-- Opening Marker --

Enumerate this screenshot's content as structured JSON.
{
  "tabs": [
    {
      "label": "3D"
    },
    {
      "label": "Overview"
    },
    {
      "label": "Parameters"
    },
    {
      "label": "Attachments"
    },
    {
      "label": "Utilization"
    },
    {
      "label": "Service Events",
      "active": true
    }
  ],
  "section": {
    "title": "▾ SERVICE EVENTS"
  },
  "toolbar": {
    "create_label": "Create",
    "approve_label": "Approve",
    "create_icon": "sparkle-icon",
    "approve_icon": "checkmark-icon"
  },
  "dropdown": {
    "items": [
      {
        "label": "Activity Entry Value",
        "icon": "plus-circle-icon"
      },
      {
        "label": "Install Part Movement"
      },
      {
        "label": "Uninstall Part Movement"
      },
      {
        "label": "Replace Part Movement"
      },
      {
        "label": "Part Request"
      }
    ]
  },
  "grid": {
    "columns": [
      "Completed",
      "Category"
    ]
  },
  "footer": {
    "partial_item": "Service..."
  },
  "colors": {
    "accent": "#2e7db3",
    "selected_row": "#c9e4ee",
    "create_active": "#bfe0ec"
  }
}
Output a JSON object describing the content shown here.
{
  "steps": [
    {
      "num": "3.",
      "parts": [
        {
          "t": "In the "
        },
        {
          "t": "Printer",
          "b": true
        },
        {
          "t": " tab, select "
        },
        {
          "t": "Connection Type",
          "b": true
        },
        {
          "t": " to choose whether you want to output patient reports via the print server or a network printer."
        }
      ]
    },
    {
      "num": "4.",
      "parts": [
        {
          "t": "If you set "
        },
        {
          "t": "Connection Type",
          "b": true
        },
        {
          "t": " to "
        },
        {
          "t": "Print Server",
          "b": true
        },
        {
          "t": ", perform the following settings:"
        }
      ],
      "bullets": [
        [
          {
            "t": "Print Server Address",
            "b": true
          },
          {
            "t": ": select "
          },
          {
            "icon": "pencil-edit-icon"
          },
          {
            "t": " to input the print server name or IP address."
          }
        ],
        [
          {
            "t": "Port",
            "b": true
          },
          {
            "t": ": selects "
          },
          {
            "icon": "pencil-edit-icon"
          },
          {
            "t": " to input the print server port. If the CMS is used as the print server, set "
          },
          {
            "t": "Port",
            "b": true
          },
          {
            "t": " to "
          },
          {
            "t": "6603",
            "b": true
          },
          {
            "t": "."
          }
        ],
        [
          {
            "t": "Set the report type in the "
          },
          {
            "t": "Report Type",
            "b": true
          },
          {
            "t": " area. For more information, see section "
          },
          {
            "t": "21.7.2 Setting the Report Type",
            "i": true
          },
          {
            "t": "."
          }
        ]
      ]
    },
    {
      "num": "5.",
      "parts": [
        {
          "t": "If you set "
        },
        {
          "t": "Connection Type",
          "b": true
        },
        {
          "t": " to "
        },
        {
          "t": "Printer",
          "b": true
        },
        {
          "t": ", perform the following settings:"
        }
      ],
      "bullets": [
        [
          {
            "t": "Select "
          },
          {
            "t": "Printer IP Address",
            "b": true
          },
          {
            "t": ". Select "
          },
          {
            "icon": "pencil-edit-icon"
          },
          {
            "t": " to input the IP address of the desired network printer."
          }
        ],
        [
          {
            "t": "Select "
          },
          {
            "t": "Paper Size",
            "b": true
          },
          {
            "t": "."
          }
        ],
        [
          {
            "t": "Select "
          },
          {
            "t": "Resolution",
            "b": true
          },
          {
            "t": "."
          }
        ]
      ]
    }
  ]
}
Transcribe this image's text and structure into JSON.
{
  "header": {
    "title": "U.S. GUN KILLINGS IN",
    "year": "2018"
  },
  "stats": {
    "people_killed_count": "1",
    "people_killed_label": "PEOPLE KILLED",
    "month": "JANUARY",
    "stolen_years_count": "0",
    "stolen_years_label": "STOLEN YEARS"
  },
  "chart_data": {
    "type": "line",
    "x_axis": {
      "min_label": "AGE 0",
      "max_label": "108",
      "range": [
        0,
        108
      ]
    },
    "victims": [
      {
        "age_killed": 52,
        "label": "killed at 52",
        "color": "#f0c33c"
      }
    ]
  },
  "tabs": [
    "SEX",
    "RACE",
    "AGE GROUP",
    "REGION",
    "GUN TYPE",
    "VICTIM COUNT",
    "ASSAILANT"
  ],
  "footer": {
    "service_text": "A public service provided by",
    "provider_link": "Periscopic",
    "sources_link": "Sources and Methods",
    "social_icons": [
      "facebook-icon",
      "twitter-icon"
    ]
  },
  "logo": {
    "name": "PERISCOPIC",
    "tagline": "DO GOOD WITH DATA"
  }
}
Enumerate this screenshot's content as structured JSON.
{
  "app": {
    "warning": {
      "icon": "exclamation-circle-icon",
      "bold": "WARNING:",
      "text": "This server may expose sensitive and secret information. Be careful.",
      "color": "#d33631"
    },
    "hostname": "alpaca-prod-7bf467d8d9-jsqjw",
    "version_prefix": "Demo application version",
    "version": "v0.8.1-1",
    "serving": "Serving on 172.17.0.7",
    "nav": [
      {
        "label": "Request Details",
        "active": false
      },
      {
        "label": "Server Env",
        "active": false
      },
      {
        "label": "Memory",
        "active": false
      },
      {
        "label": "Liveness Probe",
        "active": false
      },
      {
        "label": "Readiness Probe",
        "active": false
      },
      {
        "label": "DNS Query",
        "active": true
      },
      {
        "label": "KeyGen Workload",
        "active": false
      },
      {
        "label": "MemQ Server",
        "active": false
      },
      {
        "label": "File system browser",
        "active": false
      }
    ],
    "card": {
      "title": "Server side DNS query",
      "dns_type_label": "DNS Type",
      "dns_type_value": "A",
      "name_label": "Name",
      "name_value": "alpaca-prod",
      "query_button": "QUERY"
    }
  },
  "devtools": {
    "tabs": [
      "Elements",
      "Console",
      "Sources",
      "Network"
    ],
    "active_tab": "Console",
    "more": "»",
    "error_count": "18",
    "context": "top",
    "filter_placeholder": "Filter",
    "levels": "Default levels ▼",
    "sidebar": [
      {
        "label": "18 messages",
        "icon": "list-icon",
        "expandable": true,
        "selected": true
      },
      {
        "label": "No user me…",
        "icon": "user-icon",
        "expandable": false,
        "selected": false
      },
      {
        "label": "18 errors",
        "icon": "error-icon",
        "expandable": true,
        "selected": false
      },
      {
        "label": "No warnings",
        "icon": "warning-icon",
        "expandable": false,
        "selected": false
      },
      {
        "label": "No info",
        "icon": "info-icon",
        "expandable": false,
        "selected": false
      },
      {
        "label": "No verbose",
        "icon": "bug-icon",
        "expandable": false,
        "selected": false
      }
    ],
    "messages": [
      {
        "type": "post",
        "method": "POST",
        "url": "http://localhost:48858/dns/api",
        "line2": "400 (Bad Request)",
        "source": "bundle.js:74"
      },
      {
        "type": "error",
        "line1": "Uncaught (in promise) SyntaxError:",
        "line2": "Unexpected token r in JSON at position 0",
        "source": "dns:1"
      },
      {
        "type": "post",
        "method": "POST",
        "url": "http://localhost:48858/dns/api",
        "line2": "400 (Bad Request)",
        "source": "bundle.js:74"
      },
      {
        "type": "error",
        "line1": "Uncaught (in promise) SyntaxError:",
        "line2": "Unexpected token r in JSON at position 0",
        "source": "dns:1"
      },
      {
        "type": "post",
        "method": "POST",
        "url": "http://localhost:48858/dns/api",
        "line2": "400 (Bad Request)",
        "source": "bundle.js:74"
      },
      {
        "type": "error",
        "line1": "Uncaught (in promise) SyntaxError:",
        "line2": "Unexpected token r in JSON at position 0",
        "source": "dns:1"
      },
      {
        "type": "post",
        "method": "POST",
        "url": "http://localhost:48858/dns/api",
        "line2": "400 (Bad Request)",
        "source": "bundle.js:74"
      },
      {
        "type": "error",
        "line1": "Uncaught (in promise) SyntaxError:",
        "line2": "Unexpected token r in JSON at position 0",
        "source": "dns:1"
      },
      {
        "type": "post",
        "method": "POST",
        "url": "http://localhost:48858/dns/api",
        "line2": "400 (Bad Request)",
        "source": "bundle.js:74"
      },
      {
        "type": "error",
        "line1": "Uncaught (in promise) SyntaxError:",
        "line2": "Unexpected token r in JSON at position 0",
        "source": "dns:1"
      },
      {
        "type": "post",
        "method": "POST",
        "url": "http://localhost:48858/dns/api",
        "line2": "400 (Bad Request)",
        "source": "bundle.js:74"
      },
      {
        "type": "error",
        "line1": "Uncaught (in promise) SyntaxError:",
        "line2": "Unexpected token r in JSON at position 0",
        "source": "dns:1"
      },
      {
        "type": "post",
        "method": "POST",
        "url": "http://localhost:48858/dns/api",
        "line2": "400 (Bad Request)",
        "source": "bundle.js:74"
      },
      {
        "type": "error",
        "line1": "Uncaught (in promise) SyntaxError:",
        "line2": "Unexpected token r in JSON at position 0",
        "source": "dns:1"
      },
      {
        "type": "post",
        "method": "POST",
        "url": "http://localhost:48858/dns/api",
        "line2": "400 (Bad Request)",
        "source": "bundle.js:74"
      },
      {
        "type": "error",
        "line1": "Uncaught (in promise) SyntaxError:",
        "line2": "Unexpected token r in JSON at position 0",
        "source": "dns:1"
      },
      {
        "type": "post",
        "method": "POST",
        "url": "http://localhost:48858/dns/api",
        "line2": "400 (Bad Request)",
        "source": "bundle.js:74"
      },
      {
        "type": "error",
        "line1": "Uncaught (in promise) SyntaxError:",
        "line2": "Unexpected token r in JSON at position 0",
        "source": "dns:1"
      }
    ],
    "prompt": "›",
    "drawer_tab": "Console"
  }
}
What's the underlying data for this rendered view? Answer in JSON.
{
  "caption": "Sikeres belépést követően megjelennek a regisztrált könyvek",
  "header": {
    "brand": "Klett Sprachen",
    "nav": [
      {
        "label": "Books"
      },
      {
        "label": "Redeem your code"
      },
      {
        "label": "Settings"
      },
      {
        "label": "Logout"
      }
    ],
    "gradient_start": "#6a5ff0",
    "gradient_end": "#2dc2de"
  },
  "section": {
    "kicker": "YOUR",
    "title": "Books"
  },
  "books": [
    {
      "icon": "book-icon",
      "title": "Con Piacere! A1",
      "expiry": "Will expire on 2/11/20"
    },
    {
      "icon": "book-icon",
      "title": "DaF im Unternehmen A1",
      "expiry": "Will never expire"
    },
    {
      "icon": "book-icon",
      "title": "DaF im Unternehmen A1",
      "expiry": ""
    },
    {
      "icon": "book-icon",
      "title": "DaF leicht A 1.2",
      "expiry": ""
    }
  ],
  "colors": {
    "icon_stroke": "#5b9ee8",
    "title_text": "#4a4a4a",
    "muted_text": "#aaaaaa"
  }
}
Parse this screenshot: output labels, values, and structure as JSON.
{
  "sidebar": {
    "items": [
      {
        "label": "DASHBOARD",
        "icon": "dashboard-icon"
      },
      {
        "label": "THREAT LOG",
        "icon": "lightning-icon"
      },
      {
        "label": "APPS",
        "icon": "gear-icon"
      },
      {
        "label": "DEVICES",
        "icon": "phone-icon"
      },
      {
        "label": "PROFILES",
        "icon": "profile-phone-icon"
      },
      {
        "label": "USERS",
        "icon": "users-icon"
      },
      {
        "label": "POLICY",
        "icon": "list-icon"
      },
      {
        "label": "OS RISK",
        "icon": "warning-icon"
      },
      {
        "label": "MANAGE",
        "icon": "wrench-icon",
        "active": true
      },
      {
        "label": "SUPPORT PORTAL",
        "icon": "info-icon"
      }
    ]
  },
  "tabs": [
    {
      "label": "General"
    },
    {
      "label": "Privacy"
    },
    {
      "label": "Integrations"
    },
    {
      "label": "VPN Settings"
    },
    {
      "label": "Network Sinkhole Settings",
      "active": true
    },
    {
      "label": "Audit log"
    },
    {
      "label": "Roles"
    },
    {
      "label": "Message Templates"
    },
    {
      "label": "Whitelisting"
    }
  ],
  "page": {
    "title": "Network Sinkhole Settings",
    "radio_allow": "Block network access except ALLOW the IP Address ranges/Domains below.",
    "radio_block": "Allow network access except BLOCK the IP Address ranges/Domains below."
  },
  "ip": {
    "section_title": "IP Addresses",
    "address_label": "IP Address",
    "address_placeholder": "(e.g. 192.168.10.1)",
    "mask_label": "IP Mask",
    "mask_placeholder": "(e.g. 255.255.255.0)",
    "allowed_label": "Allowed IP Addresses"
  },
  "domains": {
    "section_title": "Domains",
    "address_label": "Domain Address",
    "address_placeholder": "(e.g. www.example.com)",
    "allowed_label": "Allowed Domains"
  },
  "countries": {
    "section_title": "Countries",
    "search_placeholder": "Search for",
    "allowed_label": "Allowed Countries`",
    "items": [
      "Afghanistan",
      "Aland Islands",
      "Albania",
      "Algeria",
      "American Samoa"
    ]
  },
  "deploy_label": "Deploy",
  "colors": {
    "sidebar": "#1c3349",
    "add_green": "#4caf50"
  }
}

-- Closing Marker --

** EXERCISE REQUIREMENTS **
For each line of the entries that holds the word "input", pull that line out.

** EXERCISE RESPONSE **
            "t": " to input the print server name or IP address."
            "t": " to input the print server port. If the CMS is used as the print server, set "
            "t": " to input the IP address of the desired network printer."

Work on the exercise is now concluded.